_EXERCISE BRIEF_
Search the records for the string "Bazar" and return each line that has it.

_DATASET ENTRIES_
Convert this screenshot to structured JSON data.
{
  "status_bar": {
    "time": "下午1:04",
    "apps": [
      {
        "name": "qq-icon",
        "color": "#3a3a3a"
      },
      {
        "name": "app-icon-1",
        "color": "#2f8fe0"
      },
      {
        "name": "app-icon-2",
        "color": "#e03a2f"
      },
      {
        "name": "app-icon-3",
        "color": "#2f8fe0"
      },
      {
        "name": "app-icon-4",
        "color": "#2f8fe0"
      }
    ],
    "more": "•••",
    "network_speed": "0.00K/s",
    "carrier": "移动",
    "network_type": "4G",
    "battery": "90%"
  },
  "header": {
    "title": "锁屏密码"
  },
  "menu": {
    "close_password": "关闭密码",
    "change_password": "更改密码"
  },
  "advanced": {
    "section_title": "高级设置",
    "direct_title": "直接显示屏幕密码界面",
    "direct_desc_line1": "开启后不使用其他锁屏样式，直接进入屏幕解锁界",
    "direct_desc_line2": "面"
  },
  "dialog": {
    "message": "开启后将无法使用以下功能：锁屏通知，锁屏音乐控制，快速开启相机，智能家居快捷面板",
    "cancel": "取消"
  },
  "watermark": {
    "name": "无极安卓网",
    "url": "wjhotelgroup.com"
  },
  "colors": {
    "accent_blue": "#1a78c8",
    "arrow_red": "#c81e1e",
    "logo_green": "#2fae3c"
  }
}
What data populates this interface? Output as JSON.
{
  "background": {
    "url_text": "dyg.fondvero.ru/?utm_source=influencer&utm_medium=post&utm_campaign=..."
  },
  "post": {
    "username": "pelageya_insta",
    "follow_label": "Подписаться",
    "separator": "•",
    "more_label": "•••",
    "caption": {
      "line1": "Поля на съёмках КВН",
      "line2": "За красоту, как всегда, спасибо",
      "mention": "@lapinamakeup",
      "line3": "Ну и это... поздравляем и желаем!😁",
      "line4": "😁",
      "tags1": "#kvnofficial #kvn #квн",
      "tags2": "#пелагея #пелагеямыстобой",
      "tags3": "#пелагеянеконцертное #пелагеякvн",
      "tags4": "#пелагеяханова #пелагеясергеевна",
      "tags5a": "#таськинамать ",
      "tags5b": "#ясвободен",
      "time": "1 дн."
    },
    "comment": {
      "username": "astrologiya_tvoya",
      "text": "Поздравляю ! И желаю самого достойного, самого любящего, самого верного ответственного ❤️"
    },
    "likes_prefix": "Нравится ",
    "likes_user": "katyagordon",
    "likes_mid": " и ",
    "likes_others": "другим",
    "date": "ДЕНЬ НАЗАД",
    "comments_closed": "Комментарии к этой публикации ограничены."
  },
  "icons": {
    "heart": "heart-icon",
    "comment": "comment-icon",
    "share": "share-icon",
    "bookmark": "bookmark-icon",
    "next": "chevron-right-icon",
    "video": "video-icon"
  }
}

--

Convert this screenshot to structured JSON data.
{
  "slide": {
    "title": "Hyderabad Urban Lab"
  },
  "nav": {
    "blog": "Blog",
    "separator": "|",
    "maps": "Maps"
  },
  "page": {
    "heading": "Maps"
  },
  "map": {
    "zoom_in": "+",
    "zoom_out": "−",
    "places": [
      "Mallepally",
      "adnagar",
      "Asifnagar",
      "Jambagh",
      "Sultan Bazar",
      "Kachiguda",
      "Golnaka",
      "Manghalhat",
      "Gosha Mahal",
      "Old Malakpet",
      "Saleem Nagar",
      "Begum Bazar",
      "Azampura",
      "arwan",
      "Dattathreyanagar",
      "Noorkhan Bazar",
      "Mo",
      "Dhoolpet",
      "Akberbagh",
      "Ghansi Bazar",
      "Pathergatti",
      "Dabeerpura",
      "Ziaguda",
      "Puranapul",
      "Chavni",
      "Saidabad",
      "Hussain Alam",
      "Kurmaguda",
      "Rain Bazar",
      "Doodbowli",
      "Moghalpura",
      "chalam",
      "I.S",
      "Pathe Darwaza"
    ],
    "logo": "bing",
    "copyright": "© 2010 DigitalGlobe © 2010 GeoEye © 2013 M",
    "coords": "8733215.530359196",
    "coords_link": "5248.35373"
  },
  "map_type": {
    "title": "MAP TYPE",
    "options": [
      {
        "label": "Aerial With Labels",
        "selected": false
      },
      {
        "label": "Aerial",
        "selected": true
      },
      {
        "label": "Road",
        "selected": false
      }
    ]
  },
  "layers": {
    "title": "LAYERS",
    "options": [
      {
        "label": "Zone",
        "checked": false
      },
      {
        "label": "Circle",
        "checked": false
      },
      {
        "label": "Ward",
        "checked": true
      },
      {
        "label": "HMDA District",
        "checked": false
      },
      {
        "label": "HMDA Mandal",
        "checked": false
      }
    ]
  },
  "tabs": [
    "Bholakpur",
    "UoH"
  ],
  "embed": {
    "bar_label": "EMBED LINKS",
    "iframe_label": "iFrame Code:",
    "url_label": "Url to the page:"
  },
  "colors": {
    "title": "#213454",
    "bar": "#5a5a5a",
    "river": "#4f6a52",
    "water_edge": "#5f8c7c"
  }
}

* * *

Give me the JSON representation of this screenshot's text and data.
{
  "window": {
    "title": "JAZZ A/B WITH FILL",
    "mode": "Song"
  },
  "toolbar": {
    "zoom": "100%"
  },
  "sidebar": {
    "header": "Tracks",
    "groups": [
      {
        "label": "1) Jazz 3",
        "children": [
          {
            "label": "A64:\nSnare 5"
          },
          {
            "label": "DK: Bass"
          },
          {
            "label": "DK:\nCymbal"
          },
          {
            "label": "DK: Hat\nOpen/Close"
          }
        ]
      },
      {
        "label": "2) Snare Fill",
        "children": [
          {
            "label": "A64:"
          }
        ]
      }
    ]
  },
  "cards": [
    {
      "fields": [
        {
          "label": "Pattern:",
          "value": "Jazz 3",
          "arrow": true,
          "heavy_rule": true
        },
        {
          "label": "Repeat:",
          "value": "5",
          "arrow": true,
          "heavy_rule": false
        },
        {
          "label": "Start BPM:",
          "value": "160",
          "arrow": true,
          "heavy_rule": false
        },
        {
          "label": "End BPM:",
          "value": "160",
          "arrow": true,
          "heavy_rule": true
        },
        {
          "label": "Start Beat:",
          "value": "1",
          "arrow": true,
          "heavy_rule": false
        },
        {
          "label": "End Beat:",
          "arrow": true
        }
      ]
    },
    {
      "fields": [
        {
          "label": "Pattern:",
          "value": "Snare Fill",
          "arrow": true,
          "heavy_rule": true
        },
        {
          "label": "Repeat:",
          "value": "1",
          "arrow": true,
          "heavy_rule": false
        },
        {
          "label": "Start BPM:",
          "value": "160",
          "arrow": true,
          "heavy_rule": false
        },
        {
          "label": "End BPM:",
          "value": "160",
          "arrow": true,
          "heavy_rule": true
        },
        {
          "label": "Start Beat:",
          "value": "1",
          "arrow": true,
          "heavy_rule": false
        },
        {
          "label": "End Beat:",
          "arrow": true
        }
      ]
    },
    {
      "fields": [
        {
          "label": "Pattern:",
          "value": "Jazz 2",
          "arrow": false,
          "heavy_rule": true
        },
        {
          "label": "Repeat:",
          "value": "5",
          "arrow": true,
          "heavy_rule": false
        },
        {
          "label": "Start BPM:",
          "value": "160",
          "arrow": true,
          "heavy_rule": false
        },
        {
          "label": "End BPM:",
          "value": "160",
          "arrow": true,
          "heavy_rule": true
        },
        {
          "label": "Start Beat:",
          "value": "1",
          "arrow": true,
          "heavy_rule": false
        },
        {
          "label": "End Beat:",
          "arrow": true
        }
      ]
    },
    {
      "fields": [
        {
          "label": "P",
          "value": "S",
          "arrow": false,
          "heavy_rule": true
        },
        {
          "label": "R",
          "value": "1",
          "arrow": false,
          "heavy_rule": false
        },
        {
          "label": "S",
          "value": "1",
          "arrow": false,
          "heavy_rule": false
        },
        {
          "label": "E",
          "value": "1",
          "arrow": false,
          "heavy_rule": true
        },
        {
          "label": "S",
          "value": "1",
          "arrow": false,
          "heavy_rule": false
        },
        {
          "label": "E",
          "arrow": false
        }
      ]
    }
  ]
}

_REPLY TO THE TASK_
      "Sultan Bazar",
      "Begum Bazar",
      "Noorkhan Bazar",
      "Ghansi Bazar",
      "Rain Bazar",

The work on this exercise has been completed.